____ DATA FOR REVIEW
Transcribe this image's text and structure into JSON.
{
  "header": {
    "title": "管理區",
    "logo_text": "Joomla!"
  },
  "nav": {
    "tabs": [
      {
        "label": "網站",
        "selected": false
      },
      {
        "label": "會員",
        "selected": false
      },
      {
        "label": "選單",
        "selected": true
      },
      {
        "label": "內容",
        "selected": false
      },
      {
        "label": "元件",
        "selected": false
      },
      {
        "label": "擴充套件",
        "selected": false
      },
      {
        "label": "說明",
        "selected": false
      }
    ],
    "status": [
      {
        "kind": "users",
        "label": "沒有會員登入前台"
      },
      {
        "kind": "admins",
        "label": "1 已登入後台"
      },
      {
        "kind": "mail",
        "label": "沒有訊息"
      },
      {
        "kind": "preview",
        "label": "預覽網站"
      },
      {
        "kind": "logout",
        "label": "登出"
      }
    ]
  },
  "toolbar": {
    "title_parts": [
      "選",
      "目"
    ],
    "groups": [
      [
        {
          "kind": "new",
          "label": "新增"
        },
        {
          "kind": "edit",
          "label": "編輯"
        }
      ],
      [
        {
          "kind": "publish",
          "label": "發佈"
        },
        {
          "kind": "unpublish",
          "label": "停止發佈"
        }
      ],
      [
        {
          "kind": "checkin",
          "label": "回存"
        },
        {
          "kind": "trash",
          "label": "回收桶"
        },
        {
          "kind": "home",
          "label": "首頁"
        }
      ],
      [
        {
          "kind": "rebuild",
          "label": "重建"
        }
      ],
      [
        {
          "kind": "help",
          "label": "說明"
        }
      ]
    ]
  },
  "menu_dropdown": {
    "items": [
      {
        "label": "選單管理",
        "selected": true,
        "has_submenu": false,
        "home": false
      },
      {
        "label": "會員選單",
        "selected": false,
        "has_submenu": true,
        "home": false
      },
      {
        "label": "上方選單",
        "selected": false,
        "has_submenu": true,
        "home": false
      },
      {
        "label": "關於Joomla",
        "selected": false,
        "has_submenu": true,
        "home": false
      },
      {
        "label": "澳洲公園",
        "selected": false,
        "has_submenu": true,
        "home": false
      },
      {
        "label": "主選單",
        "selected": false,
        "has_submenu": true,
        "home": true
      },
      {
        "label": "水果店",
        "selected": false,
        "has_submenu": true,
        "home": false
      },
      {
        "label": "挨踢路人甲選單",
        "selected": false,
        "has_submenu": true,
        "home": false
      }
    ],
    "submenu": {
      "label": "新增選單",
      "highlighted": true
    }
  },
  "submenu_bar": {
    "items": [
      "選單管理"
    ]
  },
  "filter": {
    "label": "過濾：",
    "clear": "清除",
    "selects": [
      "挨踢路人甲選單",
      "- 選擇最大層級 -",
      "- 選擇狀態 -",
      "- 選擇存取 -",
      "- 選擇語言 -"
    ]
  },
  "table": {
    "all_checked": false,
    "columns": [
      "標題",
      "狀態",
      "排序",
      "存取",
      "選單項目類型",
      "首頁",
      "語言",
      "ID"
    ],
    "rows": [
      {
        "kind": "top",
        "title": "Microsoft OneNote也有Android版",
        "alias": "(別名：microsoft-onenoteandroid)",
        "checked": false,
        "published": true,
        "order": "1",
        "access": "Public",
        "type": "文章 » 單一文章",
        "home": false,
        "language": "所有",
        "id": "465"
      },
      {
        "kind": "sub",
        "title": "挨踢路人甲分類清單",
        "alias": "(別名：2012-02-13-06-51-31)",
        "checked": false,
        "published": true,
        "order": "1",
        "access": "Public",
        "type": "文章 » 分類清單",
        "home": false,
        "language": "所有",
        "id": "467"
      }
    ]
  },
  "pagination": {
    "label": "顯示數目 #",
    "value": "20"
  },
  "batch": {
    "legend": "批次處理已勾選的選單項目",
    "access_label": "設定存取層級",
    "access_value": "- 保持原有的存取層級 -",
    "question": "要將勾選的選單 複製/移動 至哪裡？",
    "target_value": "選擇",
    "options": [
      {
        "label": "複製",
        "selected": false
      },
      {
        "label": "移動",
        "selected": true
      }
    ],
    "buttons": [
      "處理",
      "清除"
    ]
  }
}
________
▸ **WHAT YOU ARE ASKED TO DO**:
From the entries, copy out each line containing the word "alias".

▸ **ANSWER SPACE**:
        "alias": "(別名：microsoft-onenoteandroid)",
        "alias": "(別名：2012-02-13-06-51-31)",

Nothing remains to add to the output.